Addictive Behaviors
Volume 32, Issue 8, August 2007, Pages 1555-1564

Fifty pathological gamblers and 42 alcohol dependent subjects were compared regarding craving, emotional states and social functioning.

Regression models showed that craving for gambling and alcohol have a significant correlation with emotional states. Craving for gambling was inversely correlated with positive affect and craving for alcohol was directly correlated with negative affect. Gambling craving was more dependent upon external factors and related to an unpleasant dearousing state, while alcohol craving was associated with an unpleasant arousing state.

These findings point to the key role of emotional deregulation on gambling and alcohol cravings following early abstinence.

Read Full Abstract

Reprint Request E-mail:
Estimates of prenatal abstinence from alcohol: A matter of perspective
Addictive Behaviors
Volume 32, Issue 8, August 2007, Pages 1593-1601

Abstinence from alcohol has been recommended for both pregnant and pre-conceptional women.

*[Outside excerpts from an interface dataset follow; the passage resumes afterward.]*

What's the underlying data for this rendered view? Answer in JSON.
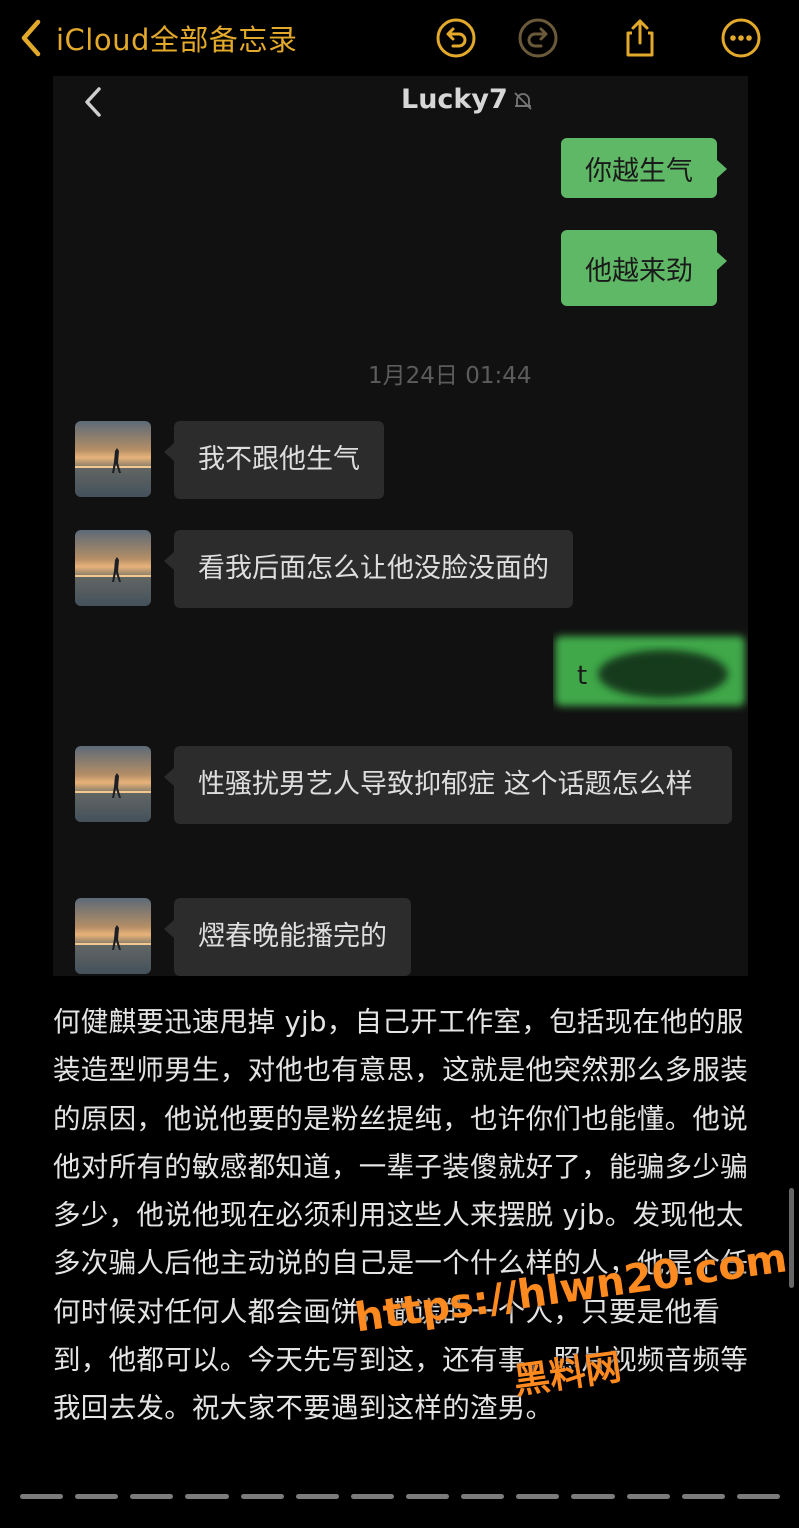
{
  "topbar": {
    "back_label": "iCloud全部备忘录",
    "accent_color": "#e2a92b",
    "icons": [
      "undo-icon",
      "redo-icon",
      "share-icon",
      "more-icon"
    ]
  },
  "chat": {
    "contact_name": "Lucky7",
    "muted_icon": "bell-slash-icon",
    "outgoing": [
      "你越生气",
      "他越来劲"
    ],
    "timestamp": "1月24日 01:44",
    "incoming": [
      "我不跟他生气",
      "看我后面怎么让他没脸没面的",
      "性骚扰男艺人导致抑郁症 这个话题怎么样",
      "熤春晚能播完的"
    ],
    "outgoing_redacted_char": "t"
  },
  "note": {
    "body": "何健麒要迅速甩掉 yjb，自己开工作室，包括现在他的服装造型师男生，对他也有意思，这就是他突然那么多服装的原因，他说他要的是粉丝提纯，也许你们也能懂。他说他对所有的敏感都知道，一辈子装傻就好了，能骗多少骗多少，他说他现在必须利用这些人来摆脱 yjb。发现他太多次骗人后他主动说的自己是一个什么样的人，他是个任何时候对任何人都会画饼，撒谎的一个人，只要是他看到，他都可以。今天先写到这，还有事，照片视频音频等我回去发。祝大家不要遇到这样的渣男。"
  },
  "watermark": {
    "url": "https://hlwn20.com",
    "name": "黑料网"
  }
}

The purpose of this study is to compare self and partner reports of abstinence from alcohol in a sample of 253 pregnant women who were T-ACE (Tolerance, Annoy, Cut-down, Eye-opener) alcohol screen positive.

Based on their own self-report, less than 20% of the pregnant women were abstinent in their first trimester and about half were abstinent for the rest of their pregnancy. Partners significantly over-estimated the women's abstinence from alcohol at all points except in the post-partum period when the dyad had the highest rate of agreement (85.4%).

Reasons for the discrepancies in the self and partner reports of prenatal abstinence, and how partners might influence such behavior remain speculative, but identify areas for future research and prevention.

Read Full Abstract

Reprint Request E-mail: